San Francisco Chronicle

“[The] recital…began with Newman’s own Music for Unaccompanied Cello (2003), which was introduced by fellow composer Bruce Adolphe as ‘music so hard that even [Newman] cannot believe he’s playing it.’ And a bravura display it was.”
The Strad

“Newman reminds me a bit of Joshua Bell. He is a throwback to those golden days when string players were not afraid to express themselves with generous amounts of vibrato.”
New York Sun
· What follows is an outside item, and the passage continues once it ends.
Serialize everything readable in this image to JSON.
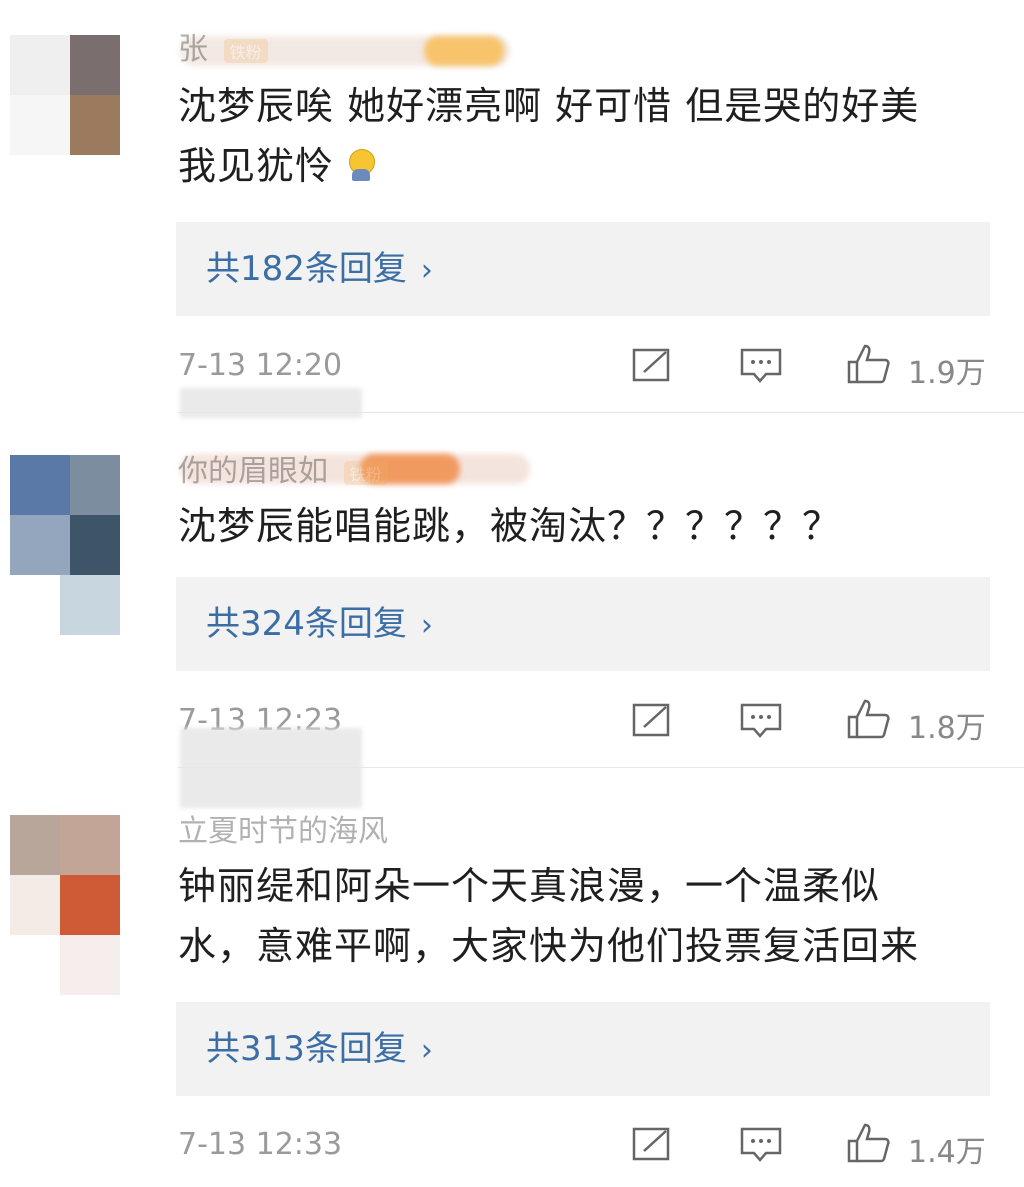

“…an extraordinary player. His technique is brilliant but not showy and so natural that one forgets about it; playing with impeccable intonation and great speed and facility, he projects a sense of absolute security. His tone is dark, warm, and intense, with remarkable carrying power even in a floating pianissimo.”
New York Concert Review

“The youthful Newman once again proved that he is an exceptional cellist and also a valuable chamber musician.”
The Strad

“when you encounter cellist Clancy Newman, whose Philadelphia recital debut was Sunday at the Kimmel Center for the Performing Arts, you hear what you didn’t know you were missing: Classics utterly transformed without being dismantled…. what holds them together was illuminated by Newman with intense, coloristically varied tone at lower volume levels that, for most cellists, just isn’t possible…. Newman performed them in the way Maria Callas sang bel canto opera: The score releases the performer’s personality, re-creating the piece as soliloquy that’s somehow both personal and universal….you’d want to hear him play almost anything.”
The Philadelphia Inquirer

“Hooray for Clancy Newman. This upstate New York native is one of the most acclaimed young cellists out there”
Philadelphia City Paper

“The program opened with [Yael] Weiss and Newman in a charm-exuding performance of Schumann’s Fantasiestucke for Cello and Orchestra, Opus 73.”
Herald-Times

 

 

Marlos Nobre: Poema III (New Bedford Symphony) – watch

Barber: Cello Sonata op. 6 (with pianist Natalie Zhu) – video

Bloch: Schelomo – Rhapsodie Hébraïque for Cello & Orchestra – video

Duo recital with guitarist Jason Vieaux – video
Works by: Radames Gnattali, Manuel De Falla; Augustin Barrios; Raffalele Bellafronte

Beethoven: Variations on a theme from Mozart’s Magic Flute – video

Bright Sheng: Seven Tunes Written in China – featured on PBS Newshour – watch

Barber Cello Concerto (excerpt) – listen

Chopin: Sonata (III) – watch

Mendelssohn: Sonata (IV) – watch

Newman: Method to Madness – watch

Newman: Pizzicato Piece – watch

Aaron Jay Kernis Trio in Red – watch

Pop-Unpopped – Uptown Funk (youth outreach) – watch
Pop-Unpopped Videos page – watch

Bloch: Schelomo excerpt – listen

Beethoven Sonata opus 69 – listen

The Pizzicato Piece – listen